Author + information
- James A. Blumenthal, PhD∗ (, )
- Andrew Sherwood, PhD,
- Patrick J. Smith, PhD and
- Alan Hinderliter, MD
- ↵∗Department of Psychiatry and Behavioral Sciences, Duke University Medical Center, Box 3119, Trent Drive/Erwin Road, Durham, North Carolina 27710
Juraschek et al. (1) performed a secondary analysis of data from the Dietary Approaches to Stop Hypertension (DASH)-Sodium trial (2), in which they examined the effects of the DASH diet and different sodium levels according to baseline clinic systolic blood pressure (SBP), and reported that although reduced sodium and the DASH diet lowered SBP throughout the range of baseline SBP, the greatest reductions were observed among participants in the highest SBP stratum (≥150 mm Hg). These findings prompted us to reanalyze data from the ENCORE (Exercise and Nutrition interventions for CardiOvasculaR hEalth) trial, which randomized 144 unmedicated, overweight-obese, hypertensive adults to 1 of 3 4-month interventions: the DASH diet; the DASH diet plus a weight management program consisting of aerobic exercise and caloric restriction to promote weight loss; or usual diet control.
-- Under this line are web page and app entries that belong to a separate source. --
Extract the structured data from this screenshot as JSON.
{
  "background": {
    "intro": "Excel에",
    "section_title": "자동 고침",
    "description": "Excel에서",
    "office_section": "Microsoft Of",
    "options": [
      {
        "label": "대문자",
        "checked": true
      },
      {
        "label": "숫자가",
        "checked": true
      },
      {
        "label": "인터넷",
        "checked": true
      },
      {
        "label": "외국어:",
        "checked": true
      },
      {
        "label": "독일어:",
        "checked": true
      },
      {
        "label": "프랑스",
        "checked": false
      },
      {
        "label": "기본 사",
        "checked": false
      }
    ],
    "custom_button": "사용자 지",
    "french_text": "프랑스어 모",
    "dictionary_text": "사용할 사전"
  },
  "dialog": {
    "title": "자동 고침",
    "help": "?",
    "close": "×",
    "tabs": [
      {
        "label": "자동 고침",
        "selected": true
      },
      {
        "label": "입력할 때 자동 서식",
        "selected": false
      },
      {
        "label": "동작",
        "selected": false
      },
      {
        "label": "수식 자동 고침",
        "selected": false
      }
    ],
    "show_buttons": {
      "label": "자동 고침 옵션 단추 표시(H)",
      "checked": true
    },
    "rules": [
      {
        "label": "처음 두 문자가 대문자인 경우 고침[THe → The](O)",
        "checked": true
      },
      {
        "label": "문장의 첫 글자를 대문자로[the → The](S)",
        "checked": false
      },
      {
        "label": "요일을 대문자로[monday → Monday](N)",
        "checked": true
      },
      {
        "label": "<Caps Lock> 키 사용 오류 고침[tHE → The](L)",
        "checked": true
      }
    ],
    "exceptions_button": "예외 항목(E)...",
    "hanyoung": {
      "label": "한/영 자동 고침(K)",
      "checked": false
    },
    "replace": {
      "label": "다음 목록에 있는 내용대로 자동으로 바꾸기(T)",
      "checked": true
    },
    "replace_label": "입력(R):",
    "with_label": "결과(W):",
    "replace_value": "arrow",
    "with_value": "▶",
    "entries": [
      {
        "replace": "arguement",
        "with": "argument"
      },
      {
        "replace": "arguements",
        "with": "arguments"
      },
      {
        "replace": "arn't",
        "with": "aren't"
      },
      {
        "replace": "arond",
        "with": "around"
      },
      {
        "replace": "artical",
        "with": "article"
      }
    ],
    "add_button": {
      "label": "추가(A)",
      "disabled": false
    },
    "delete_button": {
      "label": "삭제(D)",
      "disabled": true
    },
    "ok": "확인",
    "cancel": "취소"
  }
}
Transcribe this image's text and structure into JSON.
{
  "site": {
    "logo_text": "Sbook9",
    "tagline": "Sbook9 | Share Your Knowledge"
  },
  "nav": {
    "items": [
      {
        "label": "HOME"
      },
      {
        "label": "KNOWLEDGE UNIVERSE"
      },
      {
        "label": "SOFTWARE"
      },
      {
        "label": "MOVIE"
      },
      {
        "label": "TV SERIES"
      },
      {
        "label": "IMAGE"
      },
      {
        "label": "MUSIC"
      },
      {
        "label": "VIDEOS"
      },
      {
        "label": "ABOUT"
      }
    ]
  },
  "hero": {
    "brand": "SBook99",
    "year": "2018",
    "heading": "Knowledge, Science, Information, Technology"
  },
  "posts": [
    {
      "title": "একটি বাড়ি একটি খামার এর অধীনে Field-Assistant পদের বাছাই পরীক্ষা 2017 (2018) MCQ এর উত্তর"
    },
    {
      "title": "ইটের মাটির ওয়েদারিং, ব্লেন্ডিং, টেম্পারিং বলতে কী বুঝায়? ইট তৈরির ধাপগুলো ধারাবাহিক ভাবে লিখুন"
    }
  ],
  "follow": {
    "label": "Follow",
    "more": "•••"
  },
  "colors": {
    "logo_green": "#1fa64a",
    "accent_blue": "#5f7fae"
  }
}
Unlike the DASH-Sodium trial, which provided all foods to participants, participants in the ENCORE trial selected, prepared, and consumed foods on their own. We previously reported that the DASH diet alone resulted in blood pressure (BP) reductions and the DASH diet combined with weight management produced the largest BP reductions (3). In this further analysis, we observed a significant correlation between sodium reduction and lower post-treatment clinic SBP (r = 0.21; p = 0.009). Furthermore, we noted a baseline clinic SBP by sodium interaction (p = 0.045), in which greater reductions in sodium consumption were associated with larger clinic SBP reductions, especially among those participants with higher baseline clinic SBPs (Figure 1). Importantly, we also found that better adherence to the DASH diet (β = –0.24; p = 0.001), increased aerobic fitness (β = –0.30; p < 0.001), and reduced sodium consumption (β = –0.18; p = 0.012) independently predicted lower clinic SBP. These data support the findings by Juraschek et al., and also highlight the importance of exercise and weight loss, in addition to the DASH eating plan and reduced sodium, to lower BP through lifestyle modifications in unmedicated hypertensive adults.
Please note: This study was supported by National Heart, Lung, and Blood Institute grant HL122836. The authors have reported that they have no relationships relevant to the contents of this paper to disclose.
- 2018 American College of Cardiology Foundation